» **MATERIAL PROVIDED**:
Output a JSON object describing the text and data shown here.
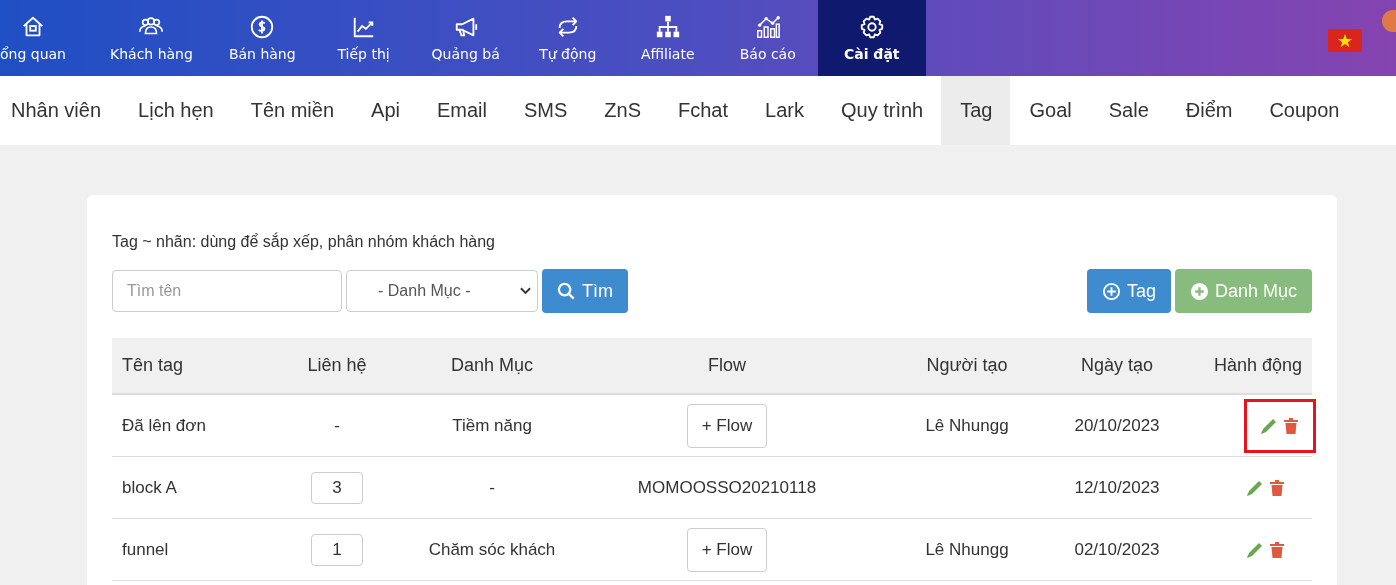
{
  "top_nav": [
    {
      "label": "ổng quan",
      "selected": false
    },
    {
      "label": "Khách hàng",
      "selected": false
    },
    {
      "label": "Bán hàng",
      "selected": false
    },
    {
      "label": "Tiếp thị",
      "selected": false
    },
    {
      "label": "Quảng bá",
      "selected": false
    },
    {
      "label": "Tự động",
      "selected": false
    },
    {
      "label": "Affiliate",
      "selected": false
    },
    {
      "label": "Báo cáo",
      "selected": false
    },
    {
      "label": "Cài đặt",
      "selected": true
    }
  ],
  "sub_nav": [
    {
      "label": "Nhân viên",
      "selected": false
    },
    {
      "label": "Lịch hẹn",
      "selected": false
    },
    {
      "label": "Tên miền",
      "selected": false
    },
    {
      "label": "Api",
      "selected": false
    },
    {
      "label": "Email",
      "selected": false
    },
    {
      "label": "SMS",
      "selected": false
    },
    {
      "label": "ZnS",
      "selected": false
    },
    {
      "label": "Fchat",
      "selected": false
    },
    {
      "label": "Lark",
      "selected": false
    },
    {
      "label": "Quy trình",
      "selected": false
    },
    {
      "label": "Tag",
      "selected": true
    },
    {
      "label": "Goal",
      "selected": false
    },
    {
      "label": "Sale",
      "selected": false
    },
    {
      "label": "Điểm",
      "selected": false
    },
    {
      "label": "Coupon",
      "selected": false
    }
  ],
  "description": "Tag ~ nhãn: dùng để sắp xếp, phân nhóm khách hàng",
  "search": {
    "placeholder": "Tìm tên"
  },
  "category_select": {
    "value": "- Danh Mục -"
  },
  "search_button": "Tìm",
  "add_tag_button": "Tag",
  "add_category_button": "Danh Mục",
  "table": {
    "columns": [
      "Tên tag",
      "Liên hệ",
      "Danh Mục",
      "Flow",
      "Người tạo",
      "Ngày tạo",
      "Hành động"
    ],
    "rows": [
      {
        "name": "Đã lên đơn",
        "contacts": {
          "kind": "text",
          "text": "-"
        },
        "category": "Tiềm năng",
        "flow": {
          "kind": "button",
          "text": "+ Flow"
        },
        "creator": "Lê Nhungg",
        "date": "20/10/2023",
        "highlighted": true
      },
      {
        "name": "block A",
        "contacts": {
          "kind": "box",
          "text": "3"
        },
        "category": "-",
        "flow": {
          "kind": "text",
          "text": "MOMOOSSO20210118"
        },
        "date": "12/10/2023",
        "highlighted": false
      },
      {
        "name": "funnel",
        "contacts": {
          "kind": "box",
          "text": "1"
        },
        "category": "Chăm sóc khách",
        "flow": {
          "kind": "button",
          "text": "+ Flow"
        },
        "creator": "Lê Nhungg",
        "date": "02/10/2023",
        "highlighted": false
      }
    ]
  }
}
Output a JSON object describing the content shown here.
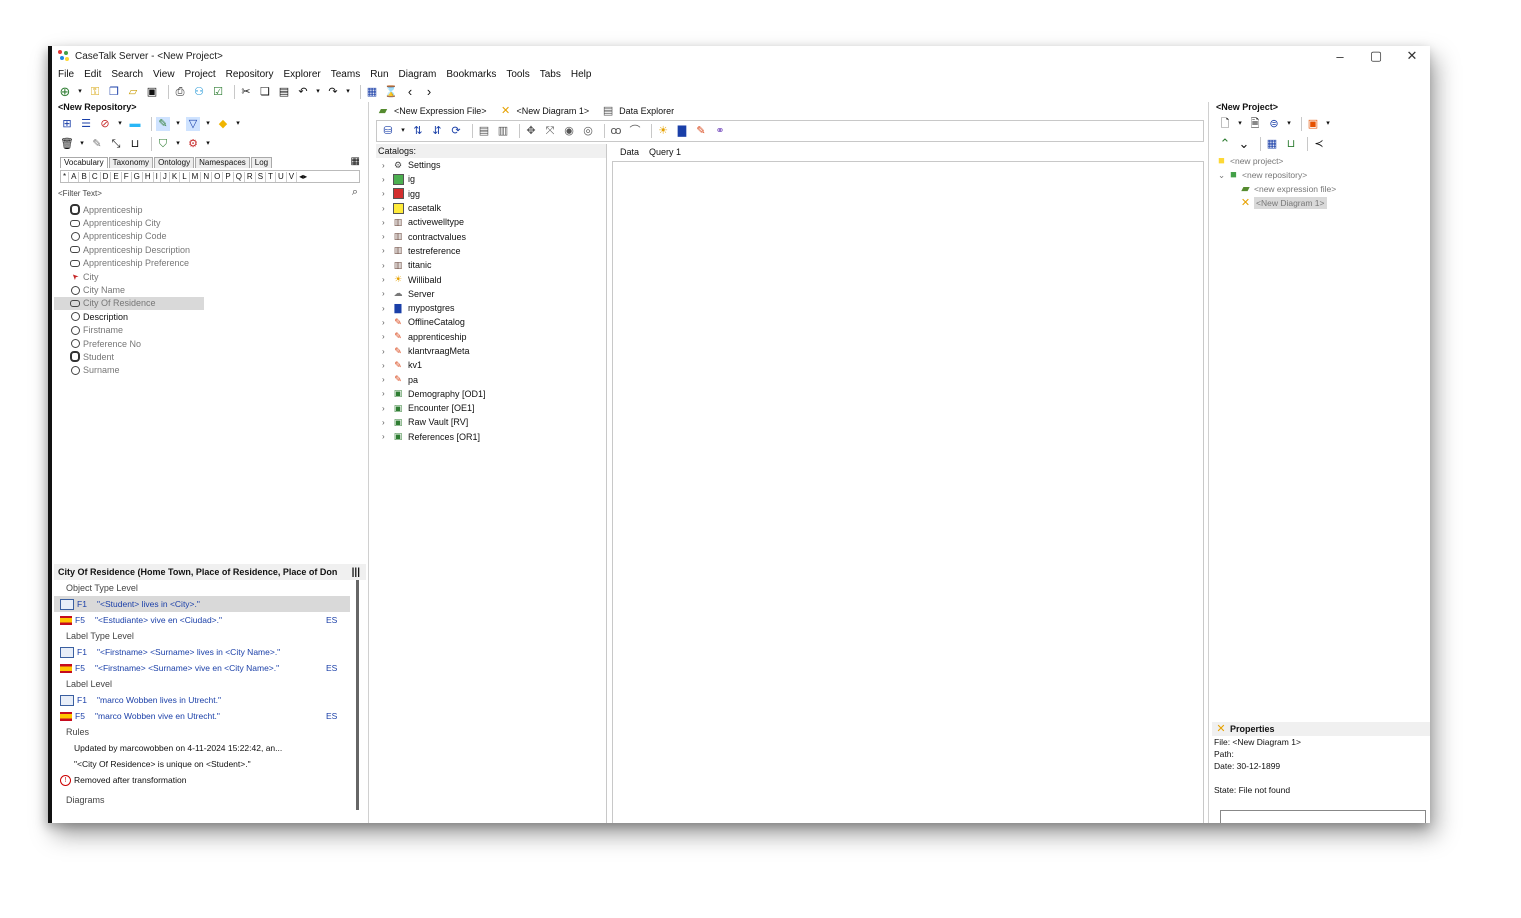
{
  "window": {
    "title": "CaseTalk Server - <New Project>",
    "controls": [
      "–",
      "▢",
      "✕"
    ]
  },
  "menu": [
    "File",
    "Edit",
    "Search",
    "View",
    "Project",
    "Repository",
    "Explorer",
    "Teams",
    "Run",
    "Diagram",
    "Bookmarks",
    "Tools",
    "Tabs",
    "Help"
  ],
  "left": {
    "header": "<New Repository>",
    "tabs": [
      "Vocabulary",
      "Taxonomy",
      "Ontology",
      "Namespaces",
      "Log"
    ],
    "alphabet": [
      "*",
      "A",
      "B",
      "C",
      "D",
      "E",
      "F",
      "G",
      "H",
      "I",
      "J",
      "K",
      "L",
      "M",
      "N",
      "O",
      "P",
      "Q",
      "R",
      "S",
      "T",
      "U",
      "V"
    ],
    "filter_placeholder": "<Filter Text>",
    "vocab": [
      {
        "label": "Apprenticeship",
        "icon": "ringbar2",
        "dark": false
      },
      {
        "label": "Apprenticeship City",
        "icon": "ringbar",
        "dark": false
      },
      {
        "label": "Apprenticeship Code",
        "icon": "ring",
        "dark": false
      },
      {
        "label": "Apprenticeship Description",
        "icon": "ringbar",
        "dark": false
      },
      {
        "label": "Apprenticeship Preference",
        "icon": "ringbar",
        "dark": false
      },
      {
        "label": "City",
        "icon": "arrow",
        "dark": false
      },
      {
        "label": "City Name",
        "icon": "ring",
        "dark": false
      },
      {
        "label": "City Of Residence",
        "icon": "ringbar",
        "dark": false,
        "selected": true
      },
      {
        "label": "Description",
        "icon": "ring",
        "dark": true
      },
      {
        "label": "Firstname",
        "icon": "ring",
        "dark": false
      },
      {
        "label": "Preference No",
        "icon": "ring",
        "dark": false
      },
      {
        "label": "Student",
        "icon": "ringbar2",
        "dark": false
      },
      {
        "label": "Surname",
        "icon": "ring",
        "dark": false
      }
    ],
    "facts": {
      "title": "City Of Residence (Home Town, Place of Residence, Place of Don",
      "object_level": "Object Type Level",
      "label_type_level": "Label Type Level",
      "label_level": "Label Level",
      "rules_level": "Rules",
      "diagrams_level": "Diagrams",
      "object_rows": [
        {
          "flag": "uk",
          "code": "F1",
          "text": "\"<Student> lives in <City>.\"",
          "lang": "",
          "sel": true
        },
        {
          "flag": "es",
          "code": "F5",
          "text": "\"<Estudiante> vive en <Ciudad>.\"",
          "lang": "ES"
        }
      ],
      "label_type_rows": [
        {
          "flag": "uk",
          "code": "F1",
          "text": "\"<Firstname> <Surname> lives in <City Name>.\"",
          "lang": ""
        },
        {
          "flag": "es",
          "code": "F5",
          "text": "\"<Firstname> <Surname> vive en <City Name>.\"",
          "lang": "ES"
        }
      ],
      "label_rows": [
        {
          "flag": "uk",
          "code": "F1",
          "text": "\"marco Wobben lives in Utrecht.\"",
          "lang": ""
        },
        {
          "flag": "es",
          "code": "F5",
          "text": "\"marco Wobben vive en Utrecht.\"",
          "lang": "ES"
        }
      ],
      "rules": [
        "Updated by marcowobben on 4-11-2024 15:22:42, an...",
        "\"<City Of Residence> is unique on <Student>.\""
      ],
      "removed": "Removed after transformation"
    }
  },
  "middle": {
    "doc_tabs": [
      "<New Expression File>",
      "<New Diagram 1>",
      "Data Explorer"
    ],
    "catalogs_label": "Catalogs:",
    "catalogs": [
      {
        "label": "Settings",
        "icon": "gear"
      },
      {
        "label": "ig",
        "icon": "green"
      },
      {
        "label": "igg",
        "icon": "red"
      },
      {
        "label": "casetalk",
        "icon": "yellow"
      },
      {
        "label": "activewelltype",
        "icon": "books"
      },
      {
        "label": "contractvalues",
        "icon": "books"
      },
      {
        "label": "testreference",
        "icon": "books"
      },
      {
        "label": "titanic",
        "icon": "books"
      },
      {
        "label": "Willibald",
        "icon": "bulb"
      },
      {
        "label": "Server",
        "icon": "cloud"
      },
      {
        "label": "mypostgres",
        "icon": "db"
      },
      {
        "label": "OfflineCatalog",
        "icon": "pencil"
      },
      {
        "label": "apprenticeship",
        "icon": "pencil"
      },
      {
        "label": "klantvraagMeta",
        "icon": "pencil"
      },
      {
        "label": "kv1",
        "icon": "pencil"
      },
      {
        "label": "pa",
        "icon": "pencil"
      },
      {
        "label": "Demography [OD1]",
        "icon": "box"
      },
      {
        "label": "Encounter [OE1]",
        "icon": "box"
      },
      {
        "label": "Raw Vault [RV]",
        "icon": "box"
      },
      {
        "label": "References [OR1]",
        "icon": "box"
      }
    ],
    "query_tabs": [
      "Data",
      "Query 1"
    ]
  },
  "right": {
    "header": "<New Project>",
    "tree": [
      {
        "label": "<new project>",
        "indent": 0
      },
      {
        "label": "<new repository>",
        "indent": 1
      },
      {
        "label": "<new expression file>",
        "indent": 2
      },
      {
        "label": "<New Diagram 1>",
        "indent": 2,
        "sel": true
      }
    ],
    "properties": {
      "title": "Properties",
      "file": "File: <New Diagram 1>",
      "path": "Path:",
      "date": "Date: 30-12-1899",
      "state": "State: File not found"
    }
  },
  "colors": {
    "accent_blue": "#1a3fa8",
    "selection": "#d9d9d9"
  }
}
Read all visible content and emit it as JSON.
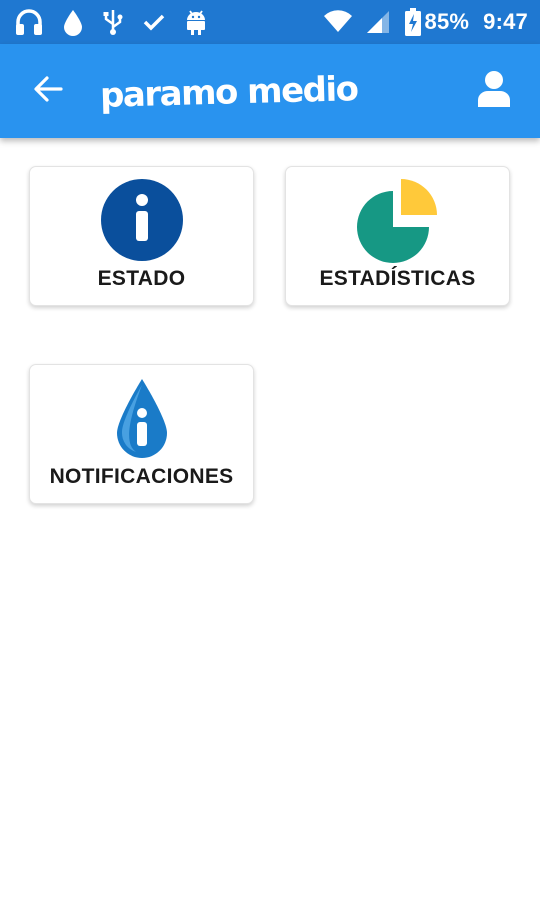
{
  "status_bar": {
    "battery": "85%",
    "time": "9:47",
    "left_icons": [
      "headphones-icon",
      "water-drop-icon",
      "usb-icon",
      "check-icon",
      "android-icon"
    ],
    "right_icons": [
      "wifi-icon",
      "signal-icon",
      "battery-charging-icon"
    ]
  },
  "app_bar": {
    "title": "paramo medio",
    "back_icon": "arrow-back-icon",
    "profile_icon": "person-icon"
  },
  "menu": {
    "items": [
      {
        "label": "ESTADO",
        "icon": "info-circle-icon"
      },
      {
        "label": "ESTADÍSTICAS",
        "icon": "pie-chart-icon"
      },
      {
        "label": "NOTIFICACIONES",
        "icon": "water-drop-info-icon"
      }
    ]
  },
  "colors": {
    "status_bar": "#1f78d1",
    "app_bar": "#2993ef",
    "info_blue": "#0a4f9c",
    "pie_green": "#169884",
    "pie_yellow": "#ffc93a",
    "drop_blue": "#1a7bc8"
  }
}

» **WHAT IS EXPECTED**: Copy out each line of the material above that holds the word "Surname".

» **TASK ANSWER**:
        "label": "Surname",
          "text": "\"<Firstname> <Surname> lives in <City Name>.\"",
          "text": "\"<Firstname> <Surname> vive en <City Name>.\"",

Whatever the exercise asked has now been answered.